▼▼▼

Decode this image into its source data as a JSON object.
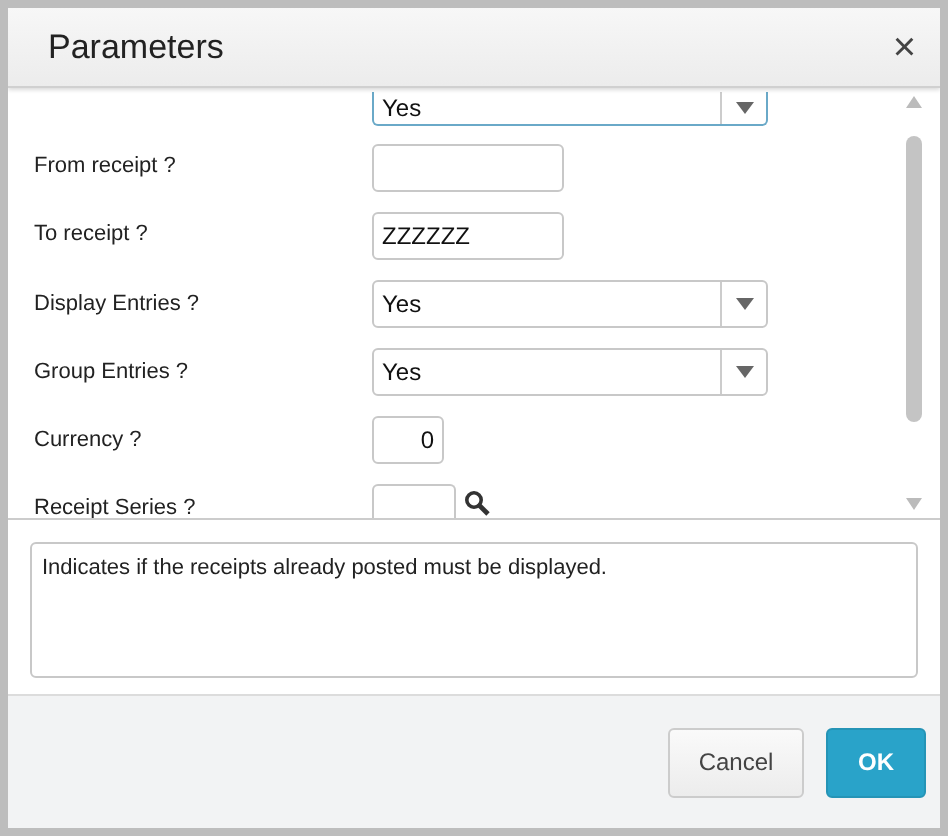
{
  "window": {
    "title": "Parameters",
    "close": "×"
  },
  "fields": [
    {
      "kind": "select",
      "value": "Yes",
      "focused": true
    },
    {
      "kind": "text",
      "label": "From receipt ?"
    },
    {
      "kind": "text",
      "label": "To receipt ?",
      "value": "ZZZZZZ"
    },
    {
      "kind": "select",
      "label": "Display Entries ?",
      "value": "Yes",
      "focused": false
    },
    {
      "kind": "select",
      "label": "Group Entries ?",
      "value": "Yes",
      "focused": false
    },
    {
      "kind": "number",
      "label": "Currency ?",
      "value": "0"
    },
    {
      "kind": "lookup",
      "label": "Receipt Series ?"
    }
  ],
  "description": "Indicates if the receipts already posted must be displayed.",
  "buttons": [
    {
      "label": "Cancel",
      "primary": false
    },
    {
      "label": "OK",
      "primary": true
    }
  ]
}
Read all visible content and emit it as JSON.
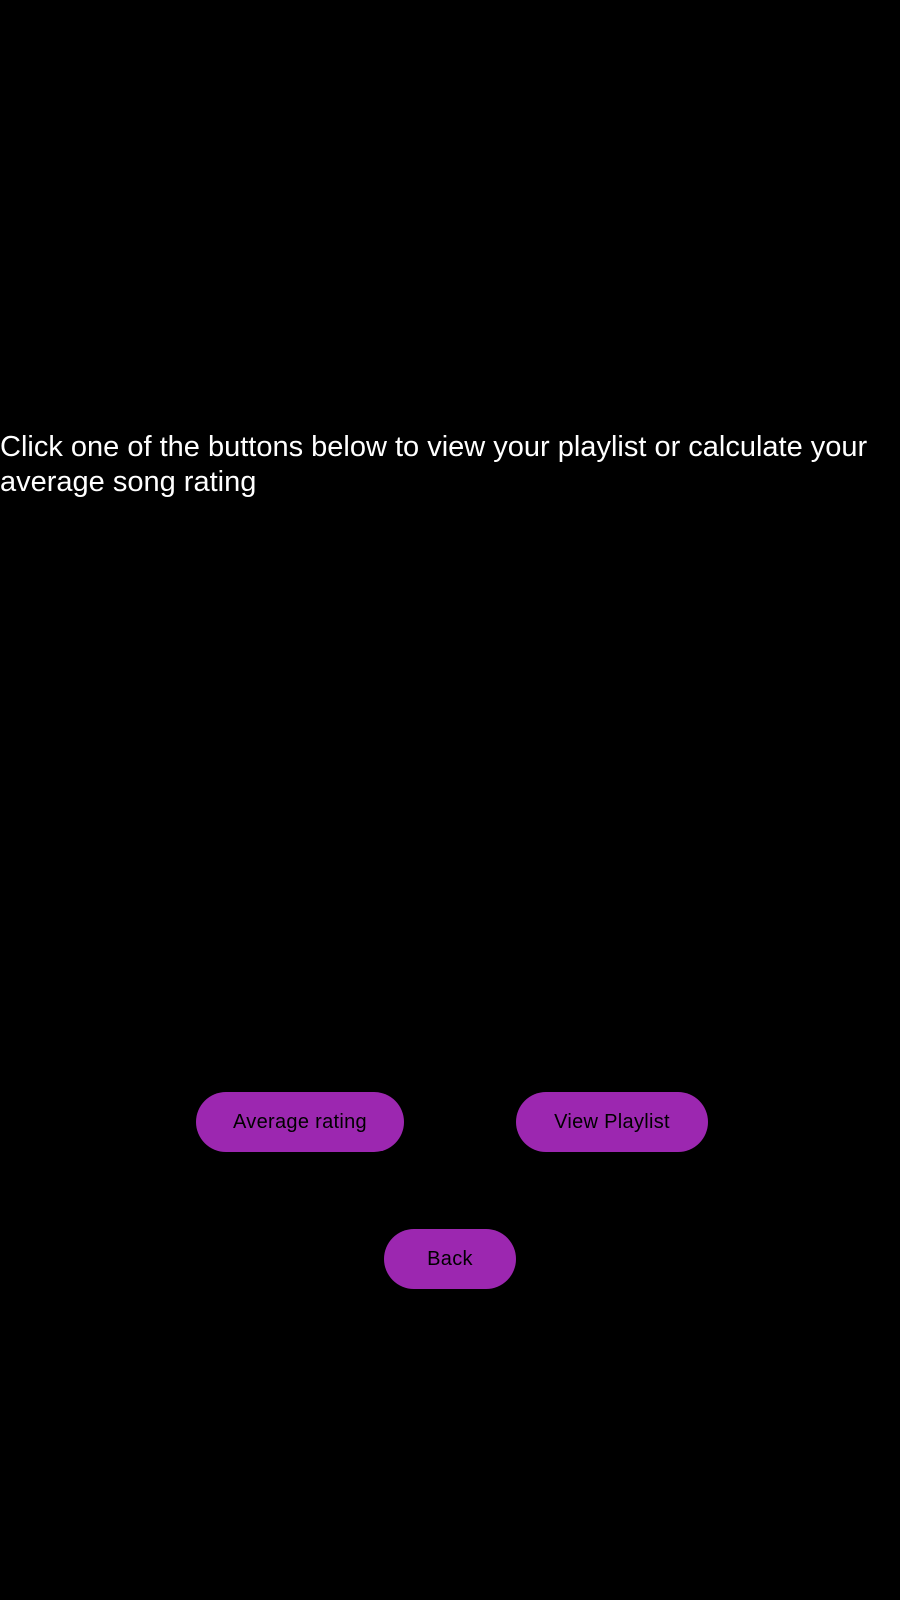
{
  "screen": {
    "instruction_text": "Click one of the buttons below to view your playlist or calculate your average song rating",
    "background_color": "#000000",
    "text_color": "#ffffff"
  },
  "buttons": {
    "average_rating_label": "Average rating",
    "view_playlist_label": "View Playlist",
    "back_label": "Back",
    "fill_color": "#9c27b0",
    "label_color": "#000000"
  }
}
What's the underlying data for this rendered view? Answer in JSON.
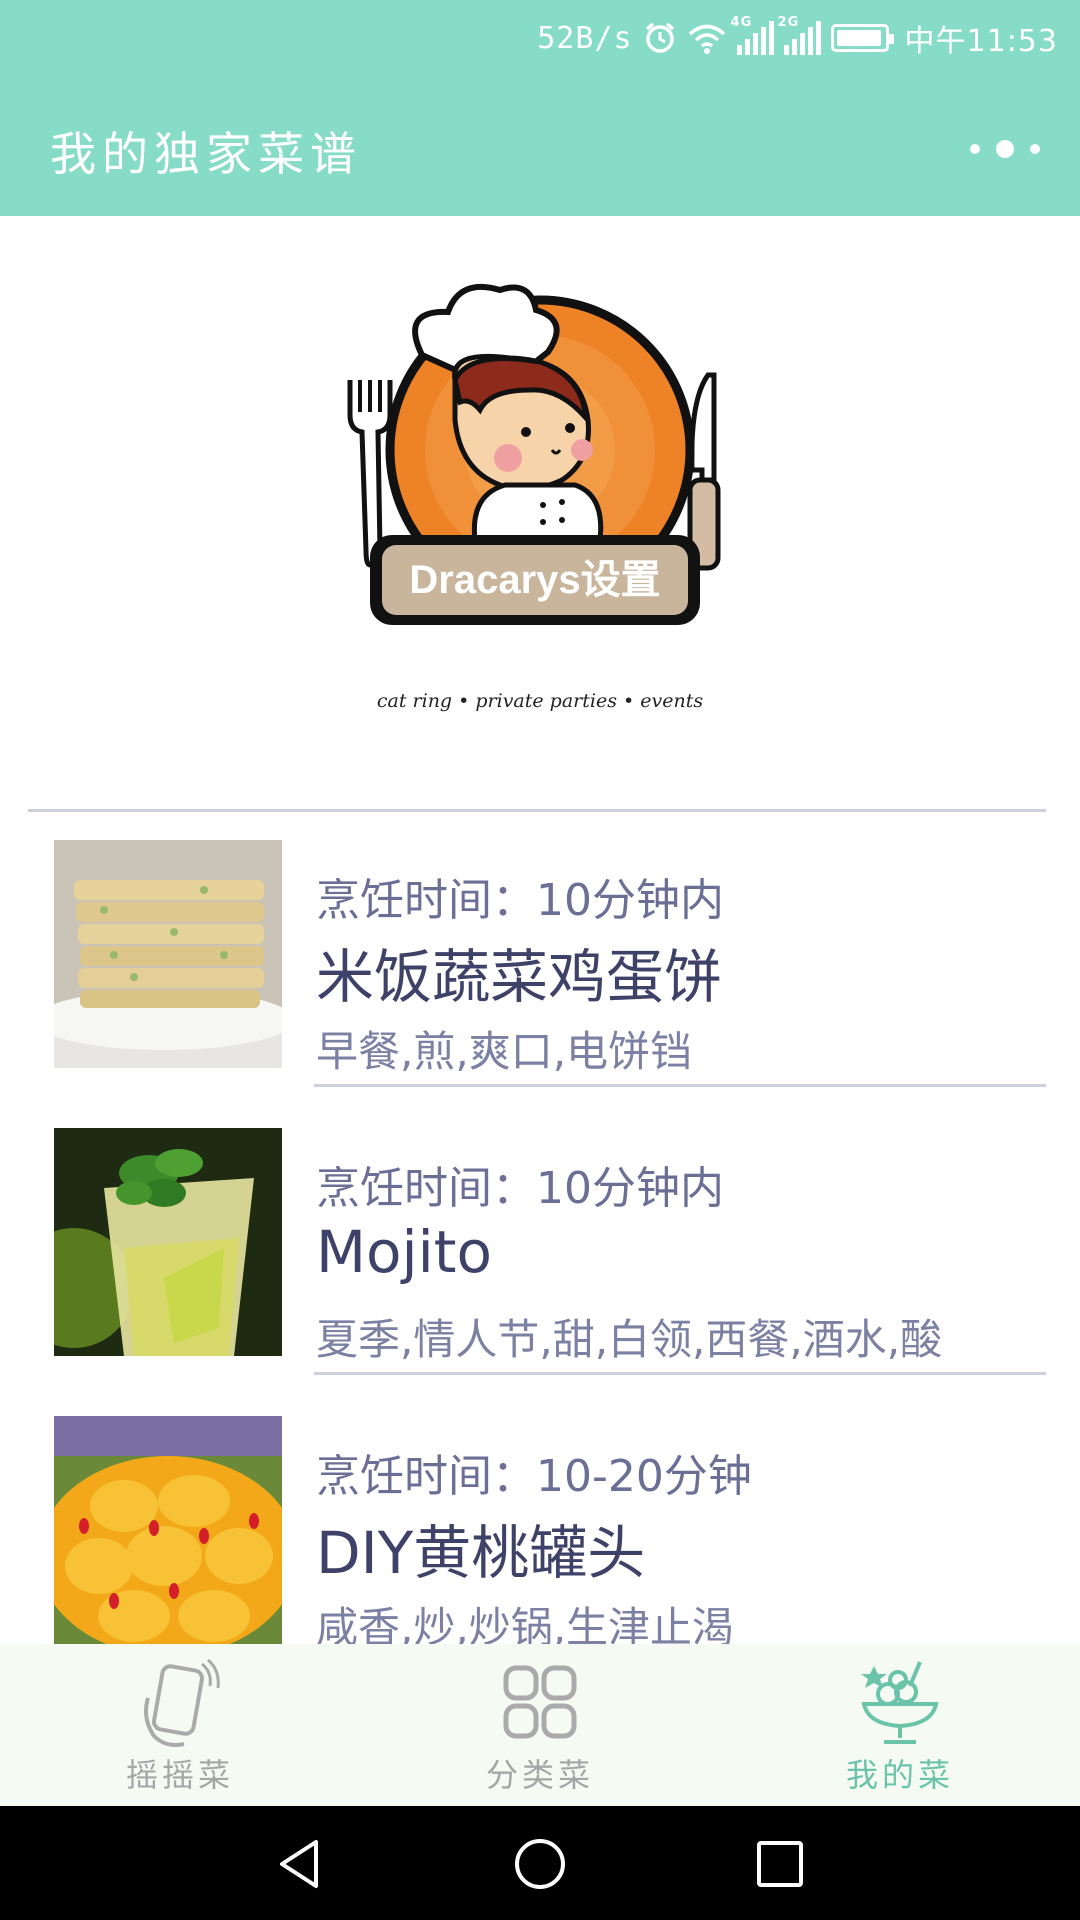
{
  "status_bar": {
    "net_speed": "52B/s",
    "signal1_tag": "4G",
    "signal2_tag": "2G",
    "time": "中午11:53"
  },
  "app_bar": {
    "title": "我的独家菜谱"
  },
  "logo": {
    "badge_text": "Dracarys设置",
    "tagline": "cat ring • private parties • events"
  },
  "recipes": [
    {
      "time": "烹饪时间：10分钟内",
      "name": "米饭蔬菜鸡蛋饼",
      "tags": "早餐,煎,爽口,电饼铛"
    },
    {
      "time": "烹饪时间：10分钟内",
      "name": "Mojito",
      "tags": "夏季,情人节,甜,白领,西餐,酒水,酸"
    },
    {
      "time": "烹饪时间：10-20分钟",
      "name": "DIY黄桃罐头",
      "tags": "咸香,炒,炒锅,生津止渴"
    }
  ],
  "bottom_nav": {
    "tabs": [
      {
        "label": "摇摇菜",
        "icon": "shake-phone-icon",
        "active": false
      },
      {
        "label": "分类菜",
        "icon": "grid-icon",
        "active": false
      },
      {
        "label": "我的菜",
        "icon": "dessert-cup-icon",
        "active": true
      }
    ]
  },
  "colors": {
    "accent": "#86dcc6",
    "active_tab": "#6bc4aa",
    "text_primary": "#3f4268",
    "text_secondary": "#6b6f96"
  }
}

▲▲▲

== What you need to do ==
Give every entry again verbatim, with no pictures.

== Expected answer ==
Decode this image into its source data as a JSON object.
{
  "window": {
    "title": "Parameters",
    "close": "×"
  },
  "fields": [
    {
      "kind": "select",
      "value": "Yes",
      "focused": true
    },
    {
      "kind": "text",
      "label": "From receipt ?"
    },
    {
      "kind": "text",
      "label": "To receipt ?",
      "value": "ZZZZZZ"
    },
    {
      "kind": "select",
      "label": "Display Entries ?",
      "value": "Yes",
      "focused": false
    },
    {
      "kind": "select",
      "label": "Group Entries ?",
      "value": "Yes",
      "focused": false
    },
    {
      "kind": "number",
      "label": "Currency ?",
      "value": "0"
    },
    {
      "kind": "lookup",
      "label": "Receipt Series ?"
    }
  ],
  "description": "Indicates if the receipts already posted must be displayed.",
  "buttons": [
    {
      "label": "Cancel",
      "primary": false
    },
    {
      "label": "OK",
      "primary": true
    }
  ]
}
Read all visible content and emit it as JSON.
{
  "screen": {
    "instruction_text": "Click one of the buttons below to view your playlist or calculate your average song rating",
    "background_color": "#000000",
    "text_color": "#ffffff"
  },
  "buttons": {
    "average_rating_label": "Average rating",
    "view_playlist_label": "View Playlist",
    "back_label": "Back",
    "fill_color": "#9c27b0",
    "label_color": "#000000"
  }
}
What's the underlying data for this rendered view? Answer in JSON.
{
  "status_bar": {
    "net_speed": "52B/s",
    "signal1_tag": "4G",
    "signal2_tag": "2G",
    "time": "中午11:53"
  },
  "app_bar": {
    "title": "我的独家菜谱"
  },
  "logo": {
    "badge_text": "Dracarys设置",
    "tagline": "cat ring • private parties • events"
  },
  "recipes": [
    {
      "time": "烹饪时间：10分钟内",
      "name": "米饭蔬菜鸡蛋饼",
      "tags": "早餐,煎,爽口,电饼铛"
    },
    {
      "time": "烹饪时间：10分钟内",
      "name": "Mojito",
      "tags": "夏季,情人节,甜,白领,西餐,酒水,酸"
    },
    {
      "time": "烹饪时间：10-20分钟",
      "name": "DIY黄桃罐头",
      "tags": "咸香,炒,炒锅,生津止渴"
    }
  ],
  "bottom_nav": {
    "tabs": [
      {
        "label": "摇摇菜",
        "icon": "shake-phone-icon",
        "active": false
      },
      {
        "label": "分类菜",
        "icon": "grid-icon",
        "active": false
      },
      {
        "label": "我的菜",
        "icon": "dessert-cup-icon",
        "active": true
      }
    ]
  },
  "colors": {
    "accent": "#86dcc6",
    "active_tab": "#6bc4aa",
    "text_primary": "#3f4268",
    "text_secondary": "#6b6f96"
  }
}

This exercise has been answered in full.